Although many microfiltration membranes have asymmetric or composite structures, there is little understanding of the effects of this multilayer structure on fouling. A new model was developed that explicitly accounts for fluid flow through two layers: an upper layer with noninterconnected pores and a substructure with highly interconnected pores. Initial fouling occurs by pore blockage, with a cake layer then forming over those regions covered by foulant. Model calculations are in excellent agreement with experimental data for the filtrate flux and resistance during constant-pressure filtration of bovine serum albumin. The highly interconnected pores within the support structure reduce the rate of flux decline by shunting more fluid through the open pores. The extra resistance provided by the support also reduces the relative importance of the protein deposit. The results provide important insights into the effects of pore morphology on membrane fouling.
All Science Journal Classification (ASJC) codes
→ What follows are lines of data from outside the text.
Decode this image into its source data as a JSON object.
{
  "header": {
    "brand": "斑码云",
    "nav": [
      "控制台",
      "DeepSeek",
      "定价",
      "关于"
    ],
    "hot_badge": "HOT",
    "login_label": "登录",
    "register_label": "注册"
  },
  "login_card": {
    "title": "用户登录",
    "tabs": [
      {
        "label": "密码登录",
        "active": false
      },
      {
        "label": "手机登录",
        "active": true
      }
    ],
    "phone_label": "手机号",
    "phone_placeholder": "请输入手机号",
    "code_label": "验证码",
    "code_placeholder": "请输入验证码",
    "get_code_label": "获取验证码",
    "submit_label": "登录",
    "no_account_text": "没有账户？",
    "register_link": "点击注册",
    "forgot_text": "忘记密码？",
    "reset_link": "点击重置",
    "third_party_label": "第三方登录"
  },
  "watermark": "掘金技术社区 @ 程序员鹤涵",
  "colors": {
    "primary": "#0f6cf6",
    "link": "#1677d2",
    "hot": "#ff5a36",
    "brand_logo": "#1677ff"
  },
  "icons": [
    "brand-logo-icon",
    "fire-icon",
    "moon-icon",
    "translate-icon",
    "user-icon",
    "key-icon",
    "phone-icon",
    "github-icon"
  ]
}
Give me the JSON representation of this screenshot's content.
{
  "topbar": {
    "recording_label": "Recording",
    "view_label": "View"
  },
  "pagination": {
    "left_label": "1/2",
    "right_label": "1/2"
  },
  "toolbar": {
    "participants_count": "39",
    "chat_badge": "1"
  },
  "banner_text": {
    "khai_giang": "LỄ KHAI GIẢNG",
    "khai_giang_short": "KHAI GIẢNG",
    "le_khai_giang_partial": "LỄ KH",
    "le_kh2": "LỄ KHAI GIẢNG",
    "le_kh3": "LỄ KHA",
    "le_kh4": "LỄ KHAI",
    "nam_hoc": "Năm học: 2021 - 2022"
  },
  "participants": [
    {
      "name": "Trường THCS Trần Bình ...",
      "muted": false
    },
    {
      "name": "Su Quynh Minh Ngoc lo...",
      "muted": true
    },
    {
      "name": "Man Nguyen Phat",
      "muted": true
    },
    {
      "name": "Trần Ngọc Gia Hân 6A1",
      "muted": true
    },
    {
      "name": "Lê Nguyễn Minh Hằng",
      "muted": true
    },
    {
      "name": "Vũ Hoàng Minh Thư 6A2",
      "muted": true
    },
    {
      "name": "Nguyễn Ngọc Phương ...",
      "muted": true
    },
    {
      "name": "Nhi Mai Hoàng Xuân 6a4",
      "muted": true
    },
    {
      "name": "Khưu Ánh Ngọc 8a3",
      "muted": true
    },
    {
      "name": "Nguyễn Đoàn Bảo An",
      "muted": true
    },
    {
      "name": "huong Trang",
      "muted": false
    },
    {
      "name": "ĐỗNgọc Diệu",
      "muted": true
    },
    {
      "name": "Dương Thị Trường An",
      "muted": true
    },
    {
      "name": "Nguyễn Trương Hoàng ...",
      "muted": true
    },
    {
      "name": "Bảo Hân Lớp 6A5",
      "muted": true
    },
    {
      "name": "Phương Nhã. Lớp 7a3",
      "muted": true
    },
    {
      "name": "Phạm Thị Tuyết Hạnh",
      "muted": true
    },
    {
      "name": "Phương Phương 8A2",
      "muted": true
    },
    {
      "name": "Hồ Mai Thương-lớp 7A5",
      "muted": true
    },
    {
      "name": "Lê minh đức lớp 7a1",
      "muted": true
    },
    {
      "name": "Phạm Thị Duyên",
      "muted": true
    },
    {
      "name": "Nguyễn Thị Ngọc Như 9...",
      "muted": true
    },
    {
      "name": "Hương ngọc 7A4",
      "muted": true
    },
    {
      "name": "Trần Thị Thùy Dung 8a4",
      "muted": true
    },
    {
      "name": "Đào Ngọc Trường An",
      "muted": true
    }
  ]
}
- Chemical Engineering(all)
- Industrial and Manufacturing Engineering